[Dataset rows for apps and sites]
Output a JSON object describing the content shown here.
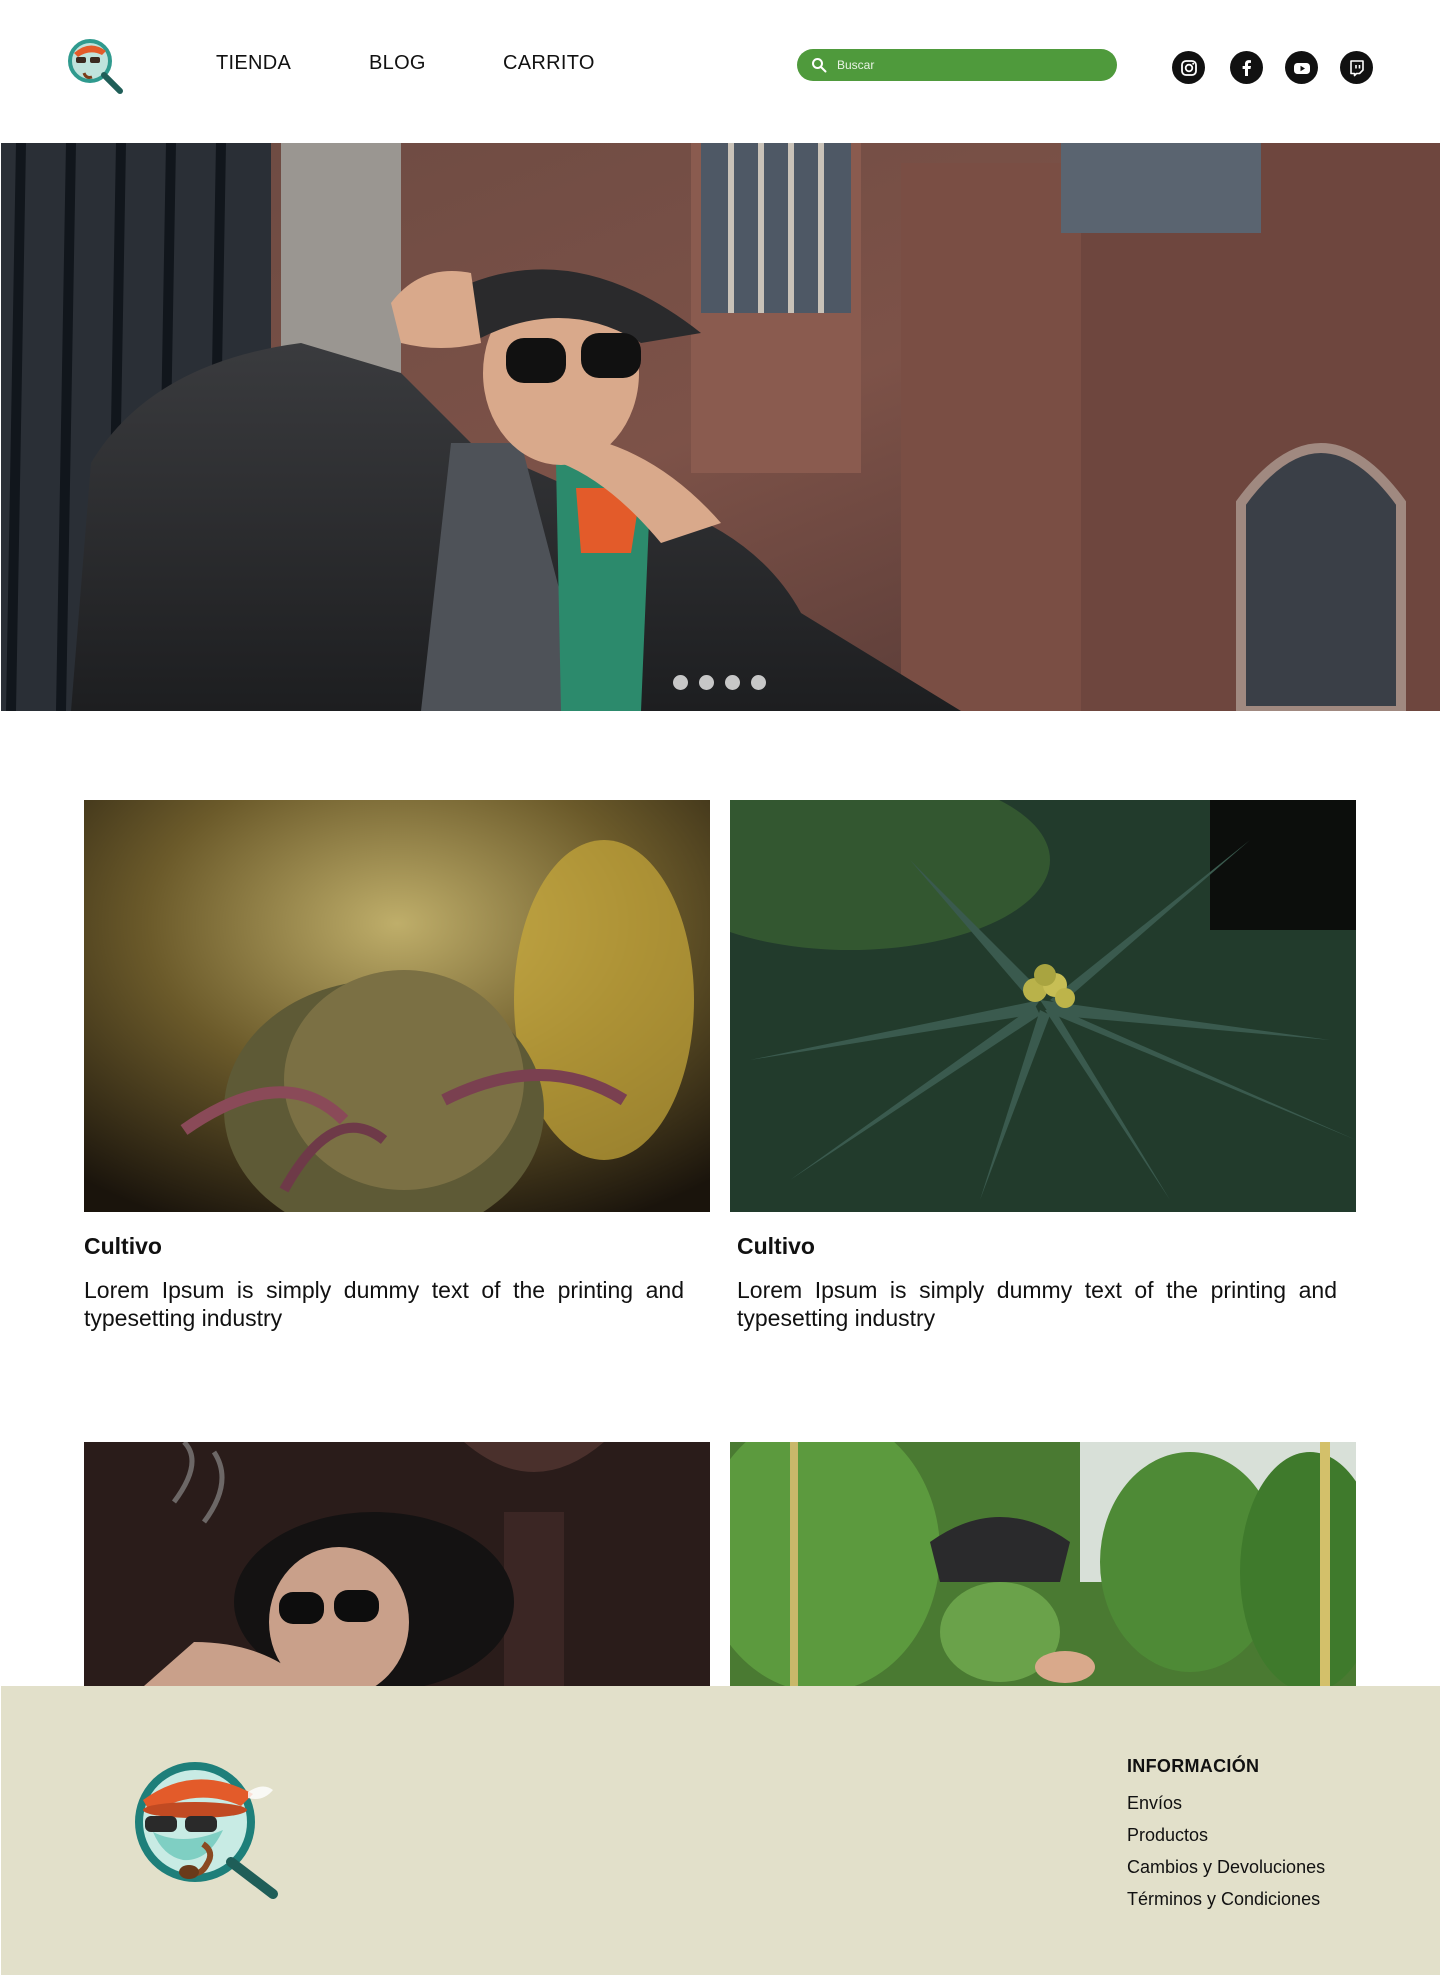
{
  "header": {
    "nav": [
      {
        "label": "TIENDA"
      },
      {
        "label": "BLOG"
      },
      {
        "label": "CARRITO"
      }
    ],
    "search": {
      "placeholder": "Buscar"
    },
    "social": [
      "instagram-icon",
      "facebook-icon",
      "youtube-icon",
      "twitch-icon"
    ]
  },
  "hero": {
    "slides": 4,
    "active_slide": 1
  },
  "cards": [
    {
      "title": "Cultivo",
      "text": "Lorem Ipsum is simply dummy text of the printing and typesetting industry"
    },
    {
      "title": "Cultivo",
      "text": "Lorem Ipsum is simply dummy text of the printing and typesetting industry"
    }
  ],
  "footer": {
    "heading": "INFORMACIÓN",
    "links": [
      "Envíos",
      "Productos",
      "Cambios y Devoluciones",
      "Términos y Condiciones"
    ]
  },
  "colors": {
    "accent": "#4f9a3c",
    "footer_bg": "#e2e0ca",
    "logo_orange": "#e35b2a",
    "logo_teal": "#2f9a8e"
  }
}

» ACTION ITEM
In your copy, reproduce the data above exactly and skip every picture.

» WRITTEN SOLUTION
Output a JSON object describing the content shown here.
{
  "header": {
    "nav": [
      {
        "label": "TIENDA"
      },
      {
        "label": "BLOG"
      },
      {
        "label": "CARRITO"
      }
    ],
    "search": {
      "placeholder": "Buscar"
    },
    "social": [
      "instagram-icon",
      "facebook-icon",
      "youtube-icon",
      "twitch-icon"
    ]
  },
  "hero": {
    "slides": 4,
    "active_slide": 1
  },
  "cards": [
    {
      "title": "Cultivo",
      "text": "Lorem Ipsum is simply dummy text of the printing and typesetting industry"
    },
    {
      "title": "Cultivo",
      "text": "Lorem Ipsum is simply dummy text of the printing and typesetting industry"
    }
  ],
  "footer": {
    "heading": "INFORMACIÓN",
    "links": [
      "Envíos",
      "Productos",
      "Cambios y Devoluciones",
      "Términos y Condiciones"
    ]
  },
  "colors": {
    "accent": "#4f9a3c",
    "footer_bg": "#e2e0ca",
    "logo_orange": "#e35b2a",
    "logo_teal": "#2f9a8e"
  }
}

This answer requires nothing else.